Don't worry if those prices sound a bit expensive because used examples have already become incredibly cheap. Even though the Continental is only two model years old, used Premier and Select trims with the base V6 can be found for less than $25,000. We even managed to find fully-loaded Black Label models with certified pre-owned warranties starting at around $40,000 for the 2.7-liter engine and around $46,000 for the larger 3.0-liter V6.
Used pricing will vary drastically based on whether the car includes a certified pre-owned warranty. Lincoln's original warranty lasts four years or 50,000 miles and the powertrain warranty lasts six years or 70,000 miles. Since the Continental came out in 2016 as a 2017 model year, most if not all of them will still be under their original warranty (at the time of this writing).
Lincoln also has a pretty good certified pre-owned program, which includes a six-year 100,000-mile comprehensive warranty from the start date of the original warranty. On a latter 2017 model, this means you could be getting a car with a warranty until 2023.
There's a reason why the Continental is commonly used for limo duties - it's extremely comfortable. For the same price as a mildly optioned mid-size sedan, you could be rolling around in a massive luxury barge. The Continental's single best feature is its optional 30-way adjustable seats. Along with heating, ventilation, and massage function, these are some of the most comfortable seats in the auto industry at the moment. Of course, you will have to buy one of the higher trims to get the massage seats, though there are very few competitive new cars on the market which offer massaging seats for under $50,000.
The rest of the interior is also quite nice, though some trim pieces can feel a bit flimsy. Depending on which interior color you opt for, the car can look very elegant, or very cheap. Instead of just offering a choice of color, Lincoln offers interior "themes." After looking at several pictures of used models, the Thoroughbred Theme with the black leather trim appears to look the most beat-up after extended use. Opt for a car with either the Rhapsody Blue or Chalet Theme for a more elegant look.
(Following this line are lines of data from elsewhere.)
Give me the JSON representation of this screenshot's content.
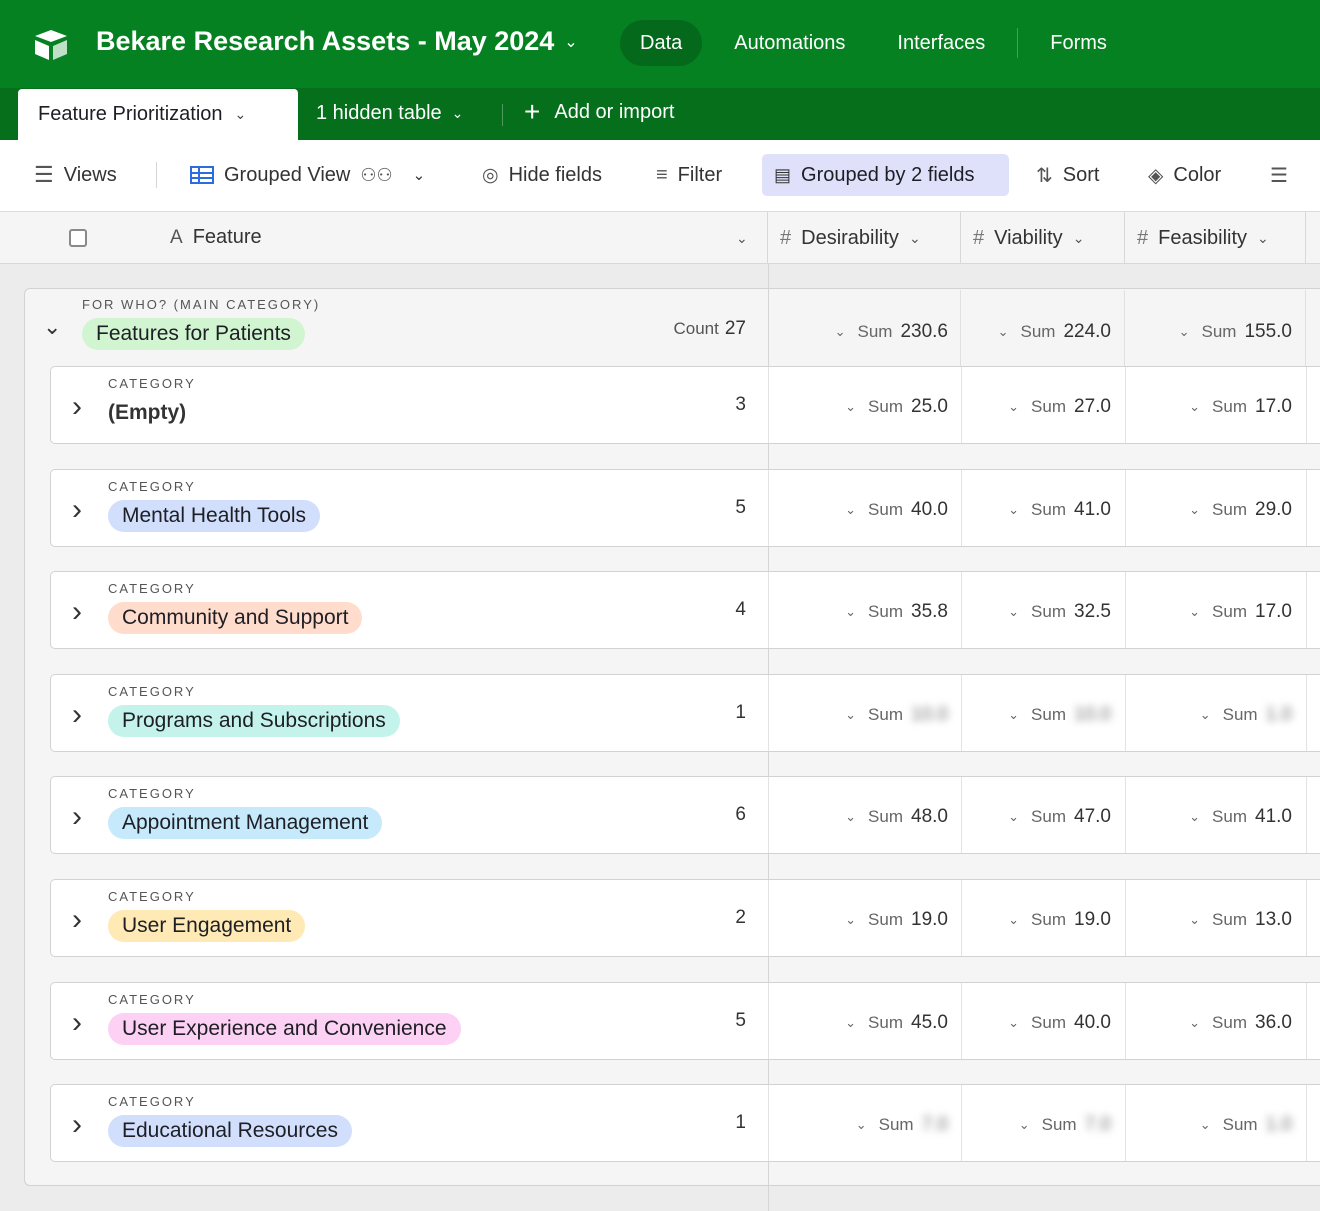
{
  "app": {
    "base_title": "Bekare Research Assets - May 2024",
    "nav": [
      "Data",
      "Automations",
      "Interfaces",
      "Forms"
    ],
    "active_nav": "Data"
  },
  "tables": {
    "active_table": "Feature Prioritization",
    "hidden_tables": "1 hidden table",
    "add_import": "Add or import"
  },
  "toolbar": {
    "views": "Views",
    "view_name": "Grouped View",
    "hide_fields": "Hide fields",
    "filter": "Filter",
    "grouped": "Grouped by 2 fields",
    "sort": "Sort",
    "color": "Color"
  },
  "columns": {
    "primary": "Feature",
    "fields": [
      "Desirability",
      "Viability",
      "Feasibility"
    ]
  },
  "group": {
    "label": "FOR WHO? (MAIN CATEGORY)",
    "name": "Features for Patients",
    "count_label": "Count",
    "count": "27",
    "sum_label": "Sum",
    "sums": [
      "230.6",
      "224.0",
      "155.0"
    ]
  },
  "subgroup_label": "CATEGORY",
  "subgroups": [
    {
      "name": "(Empty)",
      "count": "3",
      "sums": [
        "25.0",
        "27.0",
        "17.0"
      ],
      "color": "",
      "blurred": false
    },
    {
      "name": "Mental Health Tools",
      "count": "5",
      "sums": [
        "40.0",
        "41.0",
        "29.0"
      ],
      "color": "#d1dffc",
      "blurred": false
    },
    {
      "name": "Community and Support",
      "count": "4",
      "sums": [
        "35.8",
        "32.5",
        "17.0"
      ],
      "color": "#ffdccb",
      "blurred": false
    },
    {
      "name": "Programs and Subscriptions",
      "count": "1",
      "sums": [
        "10.0",
        "10.0",
        "1.0"
      ],
      "color": "#c4f3ec",
      "blurred": true
    },
    {
      "name": "Appointment Management",
      "count": "6",
      "sums": [
        "48.0",
        "47.0",
        "41.0"
      ],
      "color": "#c6eafc",
      "blurred": false
    },
    {
      "name": "User Engagement",
      "count": "2",
      "sums": [
        "19.0",
        "19.0",
        "13.0"
      ],
      "color": "#ffe9b4",
      "blurred": false
    },
    {
      "name": "User Experience and Convenience",
      "count": "5",
      "sums": [
        "45.0",
        "40.0",
        "36.0"
      ],
      "color": "#fcd1f4",
      "blurred": false
    },
    {
      "name": "Educational Resources",
      "count": "1",
      "sums": [
        "7.0",
        "7.0",
        "1.0"
      ],
      "color": "#d1dffc",
      "blurred": true
    }
  ],
  "colors": {
    "header_green": "#068122",
    "tabbar_green": "#056f1c",
    "group_pill": "#d2f5d1",
    "highlight": "#dfe1fb"
  }
}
The Continental may come with niceties like massaging seats, but some people may question the car's FWD architecture. Yes, true luxury cars are typically RWD, though we doubt the majority of buyers ever push their luxury sedan hard enough to notice the difference. The Continental, especially the twin-turbocharged V6 version with FWD, will likely chirp the tires with any deliberate press of the throttle. Just opt for one of the AWD models, ideally the 400-hp twin-turbo version, and the Continental shouldn't disappoint.
Often times, when we recommend a used car over a brand-new one, there can sometimes be a sacrifice of features. Not so in the Continental. Although the Continental lacks the self-driving prowess of Cadillac's SuperCruise, it does pack plenty of safety and luxury goodies to keep a techy satisfied. Despite some of the Ford-sourced buttons and switches feeling a bit cheap, we love Ford's Sync3 infotainment system.
The touchscreen controls are easy to use, there are plenty of physical buttons surrounding the screen, and Android Auto and AppleCarPlay come standard. There is also a secret mode in the system, which allows you to change your Continental's screen into one of several cars from Ford's lineup - including cars like the Shelby GT350R and Ford GT.
The Continental has a truly good-looking design and Lincoln has clearly evolved and applied this to the new Navigator and upcoming Aviator. Looks are subjective, though we believe Lincoln should be given credit for turning its design language around in a major way.
With used prices ranging between $25,000 and $70,000, we think there is value to be had with a used Lincoln Continental. Lincoln, like most companies, has realized how much more profitable SUVs are and will likely focus on building more of them from now on. The Continental may not last beyond 2020, so if you are the type of person who prefers sedans to SUVs, now is the time to buy one at a huge discount while it is still a fairly new car with a great warranty.